At last the EU Commission responds to the issue of Complementary and Alternatived Medicine(CAM) and it growing use in the EU.
Nine years ago the European Parliament adopted a resolution on the area of non-conventional medicine; i.e. CAM. (ref: A4-0075/97 Resolution on the status of non-conventional medicines) One of the paragraphs of the resolution called on the Commission to carry out a thorough study into the safety, effectiveness, area of application and the complementary or alternative nature of all non-conventional medicines and to draw up a comparative study of the various national legal models to which non-conventional medical practitioners are subject;
Finally a report has been published which partly fulfills this resolution in that it contains a comparative study of the various legal models in EU and EEA Member States to which non-conventional practice is subject and looks at how CAM is reimbursed by the various national health insurance systems. Despite a considerable number of inaccuracies the report is a reasonable first formal attempt at mapping the situation for CAM in the EU and builds on the content of ECCH’s own report on the Legal Status for Homeopathic Practice in the EU.
An associated web-site (http://www.cam-cancer.org) containing a downloadable PDF copy of the report also contains two other sections. one on case studies of the use of CAM products and therapies in Cancer and another on Systematic Reviews of CAM research. Both these sections make significant references to the web-site of the NCCAM offices of the National Institutes of Health of the USA. The US Government has increasingly invested millions of dollars in researching the area of CAM in response to US citizens burgeoning use of CAM approaches in their healthcare.
ECCH welcomes this initiative in the form of a funded project under the ‘Quality of Life’ section of the EU’s 5th Framework Research Program as a first step by the EU and its member states recognizing the growing use of CAM by EU citizens. It is conservatively estimated that over 120 million EU citizens are currently using CAM as part of their healthcare provision. Clearly these citizens are expressing a desire for a broader and more integrated approach to their healthcare than that which is offered by the current disease focused conventional model.
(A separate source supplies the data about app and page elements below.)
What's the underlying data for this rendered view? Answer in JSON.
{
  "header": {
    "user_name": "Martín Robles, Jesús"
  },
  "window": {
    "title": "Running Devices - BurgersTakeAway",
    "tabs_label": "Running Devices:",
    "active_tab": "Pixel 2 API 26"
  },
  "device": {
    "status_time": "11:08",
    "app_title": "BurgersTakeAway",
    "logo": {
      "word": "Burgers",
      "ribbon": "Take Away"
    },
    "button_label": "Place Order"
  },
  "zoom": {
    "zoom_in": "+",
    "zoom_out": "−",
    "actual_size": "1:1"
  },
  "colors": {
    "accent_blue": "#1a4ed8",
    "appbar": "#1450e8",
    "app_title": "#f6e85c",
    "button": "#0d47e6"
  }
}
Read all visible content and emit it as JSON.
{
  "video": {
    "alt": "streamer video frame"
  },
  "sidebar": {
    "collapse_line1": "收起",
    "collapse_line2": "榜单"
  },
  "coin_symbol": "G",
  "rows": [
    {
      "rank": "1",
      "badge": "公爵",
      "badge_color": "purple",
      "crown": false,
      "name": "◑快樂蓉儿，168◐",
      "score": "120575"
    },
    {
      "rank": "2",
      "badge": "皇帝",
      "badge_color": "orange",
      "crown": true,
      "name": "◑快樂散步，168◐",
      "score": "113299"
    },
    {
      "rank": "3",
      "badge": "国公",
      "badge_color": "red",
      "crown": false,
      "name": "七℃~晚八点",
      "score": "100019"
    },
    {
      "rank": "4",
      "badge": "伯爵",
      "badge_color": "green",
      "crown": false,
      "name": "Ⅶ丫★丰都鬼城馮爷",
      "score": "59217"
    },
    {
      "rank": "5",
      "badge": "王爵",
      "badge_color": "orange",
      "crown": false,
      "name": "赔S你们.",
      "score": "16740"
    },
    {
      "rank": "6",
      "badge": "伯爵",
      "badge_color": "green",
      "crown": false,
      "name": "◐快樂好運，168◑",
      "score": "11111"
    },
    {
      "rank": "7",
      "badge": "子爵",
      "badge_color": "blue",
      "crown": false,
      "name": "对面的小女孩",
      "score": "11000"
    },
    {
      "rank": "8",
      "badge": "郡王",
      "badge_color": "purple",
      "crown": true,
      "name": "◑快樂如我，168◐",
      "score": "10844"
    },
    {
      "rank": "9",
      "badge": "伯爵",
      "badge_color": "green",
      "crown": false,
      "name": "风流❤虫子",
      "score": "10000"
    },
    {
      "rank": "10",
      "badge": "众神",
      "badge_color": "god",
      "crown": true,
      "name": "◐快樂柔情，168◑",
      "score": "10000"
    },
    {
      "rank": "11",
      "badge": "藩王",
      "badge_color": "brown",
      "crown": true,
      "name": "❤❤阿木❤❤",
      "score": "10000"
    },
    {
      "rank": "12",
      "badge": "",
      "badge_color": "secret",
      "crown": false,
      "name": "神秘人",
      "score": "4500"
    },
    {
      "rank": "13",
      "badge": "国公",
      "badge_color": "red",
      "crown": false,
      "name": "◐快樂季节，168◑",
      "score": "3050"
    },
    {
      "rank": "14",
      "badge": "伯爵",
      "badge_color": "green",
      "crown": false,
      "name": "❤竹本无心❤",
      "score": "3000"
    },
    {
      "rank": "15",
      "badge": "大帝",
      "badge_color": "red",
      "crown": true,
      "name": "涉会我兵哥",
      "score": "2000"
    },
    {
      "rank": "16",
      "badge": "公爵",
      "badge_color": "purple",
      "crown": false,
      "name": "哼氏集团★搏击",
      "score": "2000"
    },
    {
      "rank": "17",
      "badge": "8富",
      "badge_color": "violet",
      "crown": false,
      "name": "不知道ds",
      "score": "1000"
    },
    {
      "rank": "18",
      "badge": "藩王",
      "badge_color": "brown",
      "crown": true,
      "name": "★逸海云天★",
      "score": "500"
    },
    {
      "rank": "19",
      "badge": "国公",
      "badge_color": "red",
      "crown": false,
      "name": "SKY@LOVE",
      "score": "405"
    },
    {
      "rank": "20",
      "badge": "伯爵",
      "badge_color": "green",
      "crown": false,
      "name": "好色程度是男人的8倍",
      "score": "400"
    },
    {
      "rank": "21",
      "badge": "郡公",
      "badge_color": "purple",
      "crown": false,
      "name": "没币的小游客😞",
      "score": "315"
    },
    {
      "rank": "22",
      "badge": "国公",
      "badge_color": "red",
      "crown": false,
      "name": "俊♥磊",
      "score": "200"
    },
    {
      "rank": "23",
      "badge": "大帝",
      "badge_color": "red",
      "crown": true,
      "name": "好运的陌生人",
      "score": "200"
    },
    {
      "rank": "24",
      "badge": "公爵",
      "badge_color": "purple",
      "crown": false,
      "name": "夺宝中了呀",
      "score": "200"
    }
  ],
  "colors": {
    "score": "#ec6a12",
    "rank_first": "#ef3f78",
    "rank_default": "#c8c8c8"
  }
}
CAM is the connection between the two areas of the prevention of disease and the treatment of disease in that the approach of most CAM disciplines is to do both simultaneously. Now the nettle of disease prevention is finally being grasped by the EU and its member states, the wider integration CAM approaches to healthcare together with conventional approaches should be the next one to grasp as a long term investment in the health of all EU citizens.